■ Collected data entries
※ ※ ※
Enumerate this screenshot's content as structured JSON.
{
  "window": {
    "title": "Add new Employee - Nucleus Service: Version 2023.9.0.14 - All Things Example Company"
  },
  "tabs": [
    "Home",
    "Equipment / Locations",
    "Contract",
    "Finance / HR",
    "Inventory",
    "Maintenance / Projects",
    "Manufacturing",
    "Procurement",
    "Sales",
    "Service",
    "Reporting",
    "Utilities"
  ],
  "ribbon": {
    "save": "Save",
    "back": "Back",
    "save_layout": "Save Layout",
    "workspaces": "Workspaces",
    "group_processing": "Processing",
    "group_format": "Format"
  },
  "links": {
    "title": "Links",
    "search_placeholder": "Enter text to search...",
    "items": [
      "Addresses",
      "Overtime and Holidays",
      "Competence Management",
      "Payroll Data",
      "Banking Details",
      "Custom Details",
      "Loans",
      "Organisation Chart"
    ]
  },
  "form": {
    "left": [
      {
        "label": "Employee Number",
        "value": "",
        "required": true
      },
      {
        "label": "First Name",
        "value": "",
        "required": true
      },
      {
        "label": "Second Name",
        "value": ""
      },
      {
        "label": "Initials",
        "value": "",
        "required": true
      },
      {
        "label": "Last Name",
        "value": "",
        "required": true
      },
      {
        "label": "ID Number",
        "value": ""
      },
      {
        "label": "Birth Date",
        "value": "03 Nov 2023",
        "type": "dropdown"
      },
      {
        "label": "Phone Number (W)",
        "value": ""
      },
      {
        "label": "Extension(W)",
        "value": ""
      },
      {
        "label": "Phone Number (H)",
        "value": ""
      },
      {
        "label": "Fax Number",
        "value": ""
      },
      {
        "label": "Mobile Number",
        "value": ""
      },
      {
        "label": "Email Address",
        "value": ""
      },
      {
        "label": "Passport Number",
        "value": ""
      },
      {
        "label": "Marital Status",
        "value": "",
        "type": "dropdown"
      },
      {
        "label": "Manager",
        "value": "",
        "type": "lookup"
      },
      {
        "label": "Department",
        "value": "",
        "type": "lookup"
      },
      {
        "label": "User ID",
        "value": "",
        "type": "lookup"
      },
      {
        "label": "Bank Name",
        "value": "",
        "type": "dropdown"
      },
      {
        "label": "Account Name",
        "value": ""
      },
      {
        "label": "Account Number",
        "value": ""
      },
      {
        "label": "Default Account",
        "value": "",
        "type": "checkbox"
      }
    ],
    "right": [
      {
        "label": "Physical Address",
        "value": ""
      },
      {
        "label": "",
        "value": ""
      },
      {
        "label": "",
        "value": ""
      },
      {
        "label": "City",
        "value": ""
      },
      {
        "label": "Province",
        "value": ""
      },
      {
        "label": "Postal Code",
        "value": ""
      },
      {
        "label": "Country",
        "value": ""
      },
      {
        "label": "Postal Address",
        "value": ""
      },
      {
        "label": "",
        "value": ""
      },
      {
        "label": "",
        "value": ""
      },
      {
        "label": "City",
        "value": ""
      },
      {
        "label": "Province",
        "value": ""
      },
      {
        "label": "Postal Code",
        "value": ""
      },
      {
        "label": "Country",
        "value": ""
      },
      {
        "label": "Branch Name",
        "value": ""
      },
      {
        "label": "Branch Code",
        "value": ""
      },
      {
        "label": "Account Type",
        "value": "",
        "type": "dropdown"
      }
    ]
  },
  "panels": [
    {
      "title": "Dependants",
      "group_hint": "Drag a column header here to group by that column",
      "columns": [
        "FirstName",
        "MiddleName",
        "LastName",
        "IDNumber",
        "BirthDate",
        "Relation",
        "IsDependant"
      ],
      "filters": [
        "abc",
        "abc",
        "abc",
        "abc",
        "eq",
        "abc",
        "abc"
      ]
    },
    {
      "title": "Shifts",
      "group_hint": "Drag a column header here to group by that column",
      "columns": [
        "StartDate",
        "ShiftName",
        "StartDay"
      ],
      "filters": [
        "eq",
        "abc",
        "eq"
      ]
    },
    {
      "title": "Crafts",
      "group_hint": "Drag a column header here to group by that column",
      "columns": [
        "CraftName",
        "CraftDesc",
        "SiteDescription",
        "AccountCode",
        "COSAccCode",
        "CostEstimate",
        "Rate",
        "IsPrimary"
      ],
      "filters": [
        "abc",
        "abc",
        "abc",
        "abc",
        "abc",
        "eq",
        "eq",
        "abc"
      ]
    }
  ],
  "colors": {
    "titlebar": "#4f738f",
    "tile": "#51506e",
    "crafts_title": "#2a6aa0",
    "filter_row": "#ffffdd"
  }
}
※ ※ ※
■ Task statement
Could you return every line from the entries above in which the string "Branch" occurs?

■ Task answer
        "label": "Branch Name",
        "label": "Branch Code",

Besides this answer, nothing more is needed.